Nobody heard him, the dead man,
But still he lay moaning:
I was much further out than you thought
And not waving but drowning.
Poor chap, he always loved larking
And now he’s dead
It must have been too cold for him his heart gave way,
Oh, no no no, it was too cold always
(Still the dead one lay moaning)
I was much too far out all my life
And not waving but drowning.
Oceans of Hope is a worldwide campaign organized by Sailing Sclerosis Foundation which will take place for over a year. This initiative aims to change perceptions about people living with multiple sclerosis by showing what they can accomplish when they can commit to active lifestyles.
The project Oceans of Hope is led by Dr. Mikkel Anthonisen, founder of SSF and MS specialist at Rigshospitalet, Denmark.
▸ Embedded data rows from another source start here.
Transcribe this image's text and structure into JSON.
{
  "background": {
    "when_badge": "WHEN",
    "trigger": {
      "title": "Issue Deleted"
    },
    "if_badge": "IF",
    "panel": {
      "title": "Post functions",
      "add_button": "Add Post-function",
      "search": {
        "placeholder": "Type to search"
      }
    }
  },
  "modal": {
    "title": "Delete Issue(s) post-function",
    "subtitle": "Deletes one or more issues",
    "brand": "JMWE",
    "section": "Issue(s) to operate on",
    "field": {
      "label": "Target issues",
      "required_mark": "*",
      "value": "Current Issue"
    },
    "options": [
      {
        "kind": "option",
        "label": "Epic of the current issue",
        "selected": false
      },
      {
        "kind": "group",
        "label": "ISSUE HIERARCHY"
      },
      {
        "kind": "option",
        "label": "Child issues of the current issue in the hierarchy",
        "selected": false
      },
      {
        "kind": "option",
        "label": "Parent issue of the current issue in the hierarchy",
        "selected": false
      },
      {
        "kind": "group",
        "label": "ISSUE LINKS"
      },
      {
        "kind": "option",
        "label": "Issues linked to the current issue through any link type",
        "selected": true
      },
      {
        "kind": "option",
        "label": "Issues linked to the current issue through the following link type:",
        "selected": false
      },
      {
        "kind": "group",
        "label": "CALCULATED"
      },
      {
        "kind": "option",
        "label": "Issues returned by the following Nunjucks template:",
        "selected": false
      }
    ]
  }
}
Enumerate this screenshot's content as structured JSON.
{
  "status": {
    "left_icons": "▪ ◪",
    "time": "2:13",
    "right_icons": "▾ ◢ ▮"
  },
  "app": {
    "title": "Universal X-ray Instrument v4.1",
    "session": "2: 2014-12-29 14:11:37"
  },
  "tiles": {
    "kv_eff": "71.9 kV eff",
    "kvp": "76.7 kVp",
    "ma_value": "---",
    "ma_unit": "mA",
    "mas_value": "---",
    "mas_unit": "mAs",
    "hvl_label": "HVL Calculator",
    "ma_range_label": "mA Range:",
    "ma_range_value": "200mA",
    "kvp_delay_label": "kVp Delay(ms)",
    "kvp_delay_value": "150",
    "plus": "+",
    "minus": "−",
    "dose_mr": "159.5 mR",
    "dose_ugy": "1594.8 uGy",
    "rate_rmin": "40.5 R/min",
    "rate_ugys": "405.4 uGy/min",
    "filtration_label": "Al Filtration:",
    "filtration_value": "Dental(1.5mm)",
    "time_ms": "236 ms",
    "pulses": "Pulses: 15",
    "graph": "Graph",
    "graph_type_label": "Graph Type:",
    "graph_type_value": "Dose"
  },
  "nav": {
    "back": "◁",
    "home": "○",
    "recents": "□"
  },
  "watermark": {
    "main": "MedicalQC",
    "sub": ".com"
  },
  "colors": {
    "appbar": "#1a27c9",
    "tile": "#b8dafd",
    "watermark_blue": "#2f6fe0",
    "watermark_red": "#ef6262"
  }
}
He and other members of the crew, including people with MS, will sail around the world, carrying a message of hope and creating the opportunity for members of the global MS community to connect with each other. This initiative will stop at various locations and will host several events to help change perceptions and bring awareness to the disease.
The trip will begin in Copenhagen in the 15th of June with planned stops in Kiel, Germany, Portsmouth, UK, La Rochelle, France, and Lisbon, Portugal. After Europe, the ship will sail to Boston, Massachusetts, USA, where the biggest scientific event about MS, ACTRIMS/ECTRIMS, will take place, between the 10th and 13th of September. It will then continue to sail the world, with planned stops in Australia and South Africa, before returning to Europe for ECTRIMS 2015, which will take place in Barcelona, Spain, between the 7th and 10th of October 2015.
For more information visit the official website